Eugène Delacroix’s preoccupation is an Arab and North African Orientalism. His smaller works are less afflicted by the bombast of these large ones, like Scène des massacres de Scio; familles grecques attendant la mort ou l’esclavage again like Robert’s sliding between monumental and quotidian, so overly posed yet with one moment of impossible movement. He’s got nothing on Goya when it comes to the horrors of war. There’s something sexual in the way destroyed bodies lie in their arriving death, I saw the same in his Mort de Sardanapale (one of the hardest to photograph), it’s gentle and delicate, and even looking closely uncertain whether it wants to be an orgy or massacre.

One other, so embedded in my memory, like I’ve seen it for millennia, and it’s as old as ancient Greece, Jacques-Louis David’s Les Sabines. These paintings it’s complicated for me to say anything of, being as they are such loci in European culture. For me it’s that I can approach them closely, look at the details, the brushwork, observe it in a way impossible in a print. And these works—as I keep saying— are vast. Les Sabines is average, merely a bit under four metres high by a bit more than five metres wide, and in that is a lifetime for an audience. Do I feel by seeing a painting it makes me more of an authority? Perhaps not as when I see the smaller, minor works. I’m pretty sure the art of this whole period of Europe, of colonialism, Empire, up to and through the 20th century fills me with dread which I never experience in mediæval art. It implicates us now in the future it proposed, and nothing in it offers a possibility for us getting out in one piece.

Ok, away from all that, one last painting: Jacques-Louis David’s La Marquise d’Orvilliers, née Jeanne-Robertine Rilliet. I looked at her in between visits to Les Sabines and I reckon she’d be well awesome for a night of boozing.

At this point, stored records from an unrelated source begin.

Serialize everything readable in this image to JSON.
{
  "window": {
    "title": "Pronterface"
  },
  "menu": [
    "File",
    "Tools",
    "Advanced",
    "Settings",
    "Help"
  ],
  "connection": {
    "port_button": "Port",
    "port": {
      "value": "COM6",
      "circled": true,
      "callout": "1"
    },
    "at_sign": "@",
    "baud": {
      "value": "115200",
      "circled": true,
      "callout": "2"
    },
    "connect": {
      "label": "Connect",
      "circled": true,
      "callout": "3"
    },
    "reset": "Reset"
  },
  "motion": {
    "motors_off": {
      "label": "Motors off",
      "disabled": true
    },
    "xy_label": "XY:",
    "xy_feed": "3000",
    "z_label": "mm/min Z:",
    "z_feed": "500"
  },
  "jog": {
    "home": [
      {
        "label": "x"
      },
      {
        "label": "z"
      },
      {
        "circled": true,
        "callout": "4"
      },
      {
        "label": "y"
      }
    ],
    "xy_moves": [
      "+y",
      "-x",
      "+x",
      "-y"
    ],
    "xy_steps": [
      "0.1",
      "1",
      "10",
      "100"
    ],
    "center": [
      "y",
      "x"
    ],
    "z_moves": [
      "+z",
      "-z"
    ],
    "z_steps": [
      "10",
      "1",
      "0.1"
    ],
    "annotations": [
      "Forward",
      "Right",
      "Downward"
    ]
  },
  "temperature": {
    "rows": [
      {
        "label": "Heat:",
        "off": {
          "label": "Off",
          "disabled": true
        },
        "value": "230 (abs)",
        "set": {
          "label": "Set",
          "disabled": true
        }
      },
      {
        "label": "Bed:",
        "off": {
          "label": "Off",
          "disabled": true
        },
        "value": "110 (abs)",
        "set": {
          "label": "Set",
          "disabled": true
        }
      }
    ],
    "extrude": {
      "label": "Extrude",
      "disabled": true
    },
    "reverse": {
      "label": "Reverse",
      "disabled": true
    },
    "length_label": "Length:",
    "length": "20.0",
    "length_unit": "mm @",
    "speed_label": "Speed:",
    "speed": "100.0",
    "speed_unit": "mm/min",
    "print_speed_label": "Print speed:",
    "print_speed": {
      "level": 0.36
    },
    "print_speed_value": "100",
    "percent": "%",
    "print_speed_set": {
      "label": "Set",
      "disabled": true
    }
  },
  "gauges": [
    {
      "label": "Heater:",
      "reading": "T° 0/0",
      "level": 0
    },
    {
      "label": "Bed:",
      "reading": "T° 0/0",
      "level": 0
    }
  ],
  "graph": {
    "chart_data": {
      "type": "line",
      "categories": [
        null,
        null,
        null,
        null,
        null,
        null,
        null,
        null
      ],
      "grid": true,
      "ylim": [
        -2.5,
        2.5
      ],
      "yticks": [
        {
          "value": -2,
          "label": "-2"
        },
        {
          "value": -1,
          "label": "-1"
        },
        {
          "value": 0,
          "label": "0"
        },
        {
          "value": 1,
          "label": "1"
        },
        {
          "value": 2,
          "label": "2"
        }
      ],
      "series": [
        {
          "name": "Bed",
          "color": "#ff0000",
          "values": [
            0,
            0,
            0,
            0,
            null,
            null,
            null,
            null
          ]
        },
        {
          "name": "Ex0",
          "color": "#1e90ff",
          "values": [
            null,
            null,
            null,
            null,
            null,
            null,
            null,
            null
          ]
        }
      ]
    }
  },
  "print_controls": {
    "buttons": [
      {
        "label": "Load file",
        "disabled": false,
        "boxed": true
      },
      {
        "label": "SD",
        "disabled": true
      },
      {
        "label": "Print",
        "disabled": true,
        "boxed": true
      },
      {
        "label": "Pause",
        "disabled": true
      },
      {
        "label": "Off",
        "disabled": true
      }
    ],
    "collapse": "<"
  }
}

From here, out of the chaos of Italian and French painting and into the dead quiet, empty French & Northern European Sculpture of the 12th to 16th Centuries.